Heavyweight contender Adam Kownacki(20-0, 15 KOs) brings the fans out in Brooklyn. The undefeated Polish star and Brooklyn native has a big-time fanbase in Brooklyn and wants to put on a show for the fans on March 7 when he battles Robert Helenius at Barclays Center(FOX).

A win over Helenius will get Kownacki one step closer to a title fight. On Wednesday, Kownacki took part in a media workout from the world-famous Gleason’s Gym in Brooklyn.

Here is what Kownacki had to say:

“It’s been a hard camp, and we’ve been doing extra strength and conditioning to make sure I’m ready. We also worked hard on our skills like we always do. It’s all going to add up to a great fight on Saturday.

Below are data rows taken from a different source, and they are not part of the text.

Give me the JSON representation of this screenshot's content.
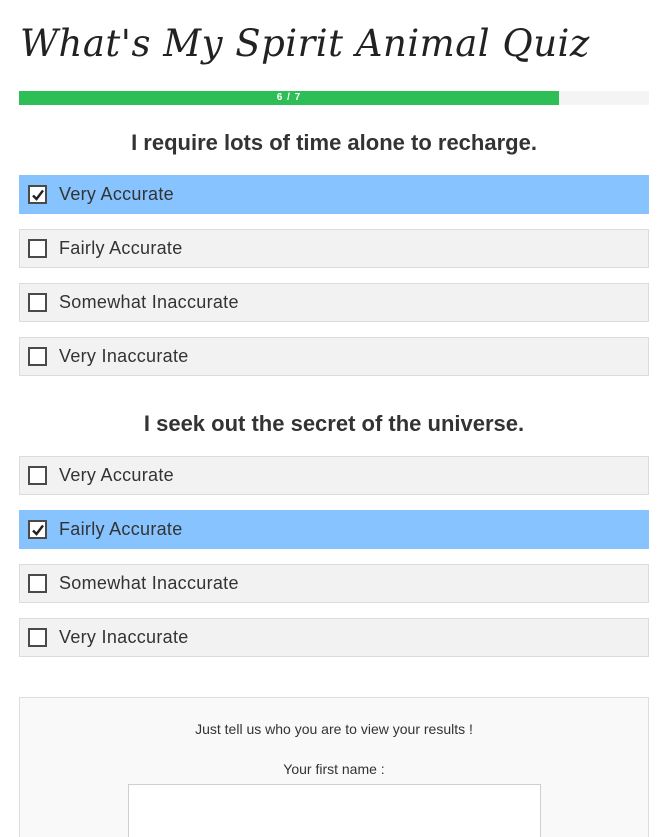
{
  "quiz": {
    "title": "What's My Spirit Animal Quiz",
    "progress": {
      "current": 6,
      "total": 7,
      "label": "6 / 7"
    },
    "colors": {
      "progress": "#2dbe55",
      "selected": "#87c3fe",
      "option": "#f2f2f2"
    }
  },
  "questions": [
    {
      "text": "I require lots of time alone to recharge.",
      "options": [
        {
          "label": "Very Accurate",
          "selected": true
        },
        {
          "label": "Fairly Accurate",
          "selected": false
        },
        {
          "label": "Somewhat Inaccurate",
          "selected": false
        },
        {
          "label": "Very Inaccurate",
          "selected": false
        }
      ]
    },
    {
      "text": "I seek out the secret of the universe.",
      "options": [
        {
          "label": "Very Accurate",
          "selected": false
        },
        {
          "label": "Fairly Accurate",
          "selected": true
        },
        {
          "label": "Somewhat Inaccurate",
          "selected": false
        },
        {
          "label": "Very Inaccurate",
          "selected": false
        }
      ]
    }
  ],
  "results": {
    "prompt": "Just tell us who you are to view your results !",
    "name_label": "Your first name :",
    "name_value": ""
  }
}
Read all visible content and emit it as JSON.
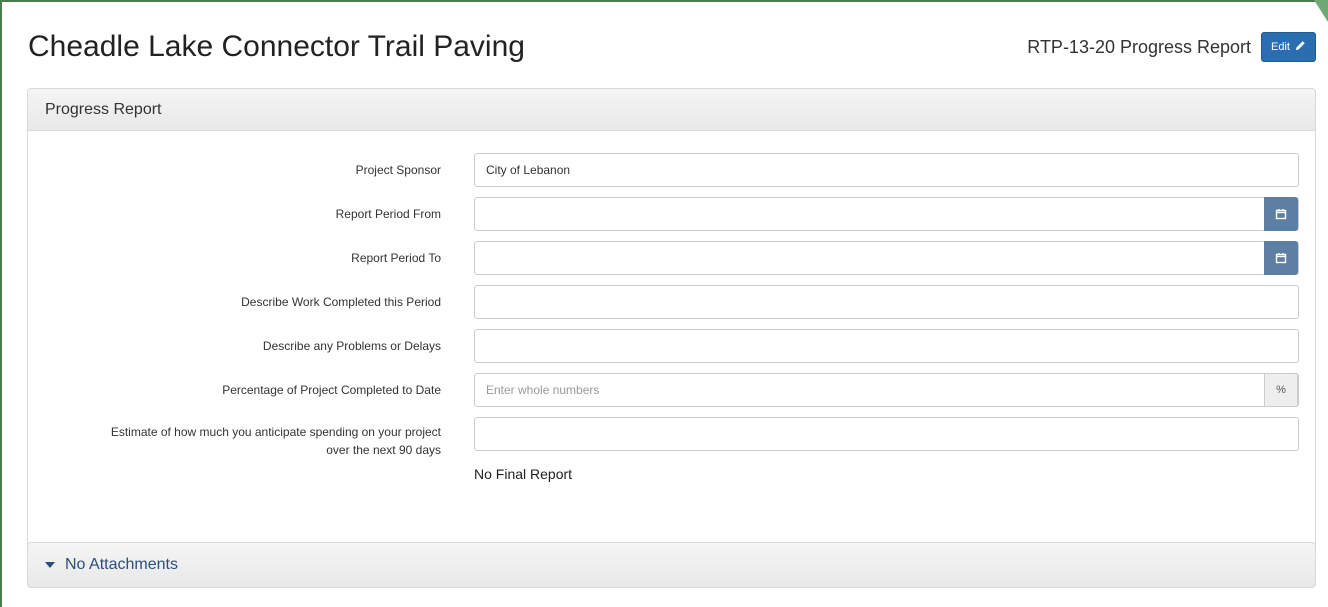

“It’s great to be headlining on FOX. We’ve done a lot of promotion, and I love doing interviews with the media. I definitely want to make the most of being on this stage.

“Right now, I’m just focused on Robert Helenius. It’s going to be a tough test and a tall test. I have to be ready to exact my game plan and pass the test.

“His jab is the main thing I’m focused on. If I can get past his jab, I think I’m going to have a lot of success. When I get inside, I’m going to punish him, and If I get the chance, I’ll be ready to end the fight.

“I want to fight the best. My team will talk about what’s next for me and what kind of step-up I can get. Right now, I’m just focused on March 7 and what’s going to be in front of me.

“The support here in Brooklyn keeps getting bigger, and I love it. It shows that if you’re a kid from Brooklyn, you can make your dreams come true. Hard work is all it takes.

“Of course there’s pressure on me fighting at home. But if you want to be great, you have to perform in those situations. It’s going to keep getting bigger and bigger, and I’m going to keep putting the work in get better and better.”

Helenius: ‘Adam(Kownacki) is a heavy brawler and a good fighter, but his boxing skills are not that strong’

Veteran heavyweight contender Robert Helenius shared updates from training camp as he prepares to battle undefeated Polish star Adam Kownacki in a WBA Heavyweight Title eliminator that headlines FOX PBC Fight Night and on FOX Deportes Saturday, March 7 from Barclays Center, the home of BROOKLYN BOXING™.

“I spent four weeks of training camp at home in Finland, training in the Aland Islands, then I sparred for a week in Alabama at Deontay Wilder’s gym,” said Helenius. “It was a great experience and I learned a lot being around so many good fighters while working with my coach Johan Lindstrom. Sparring fighters like Robert Alfonso and Nathan Gorman will definitely help me be at my best on March 7.”

Helenius most recently knocked out Mateus Roberto Osorio in November, after an unsuccessful U.S. debut in July that he dropped to former title challenger Gerald Washington. Helenius is confident that he’s corrected the errors that led to that defeat.

“In the Washington fight, I relaxed in the later rounds,” said Helenius. “I got too comfortable and I know that I cannot do that again. I’m going to fight Kownacki from the first bell to the end and show the U.S. fans what I can do in the ring.”

In Kownacki, Helenius faces a tough challenge against an unbeaten rising contender. Kownacki brings an action packed style and relentlessly comes forward, rarely giving his opponent a chance to breathe.

“Adam is a heavy brawler and a good fighter, but his boxing skills are not that strong,” said Helenius. “That’s where I believe I have the advantage. I know that I can out box him if that is the best strategy on fight night. The fans are going to see two different styles collide.”

Another challenge that this fight presents is that Helenius will be fighting Kownacki in his hometown of Brooklyn, where Kownacki has shown he can create an unfriendly atmosphere for his opponents.

“I’m not worried at all about where the fight is taking place,” said Helenius. “I just have to stay true to my style and the rest will take care of itself. I can’t let the crowd force me to fight a style that is not mine. I’m going to use my skills to get this win.”

Photo Joanna Maj/Team Kownacki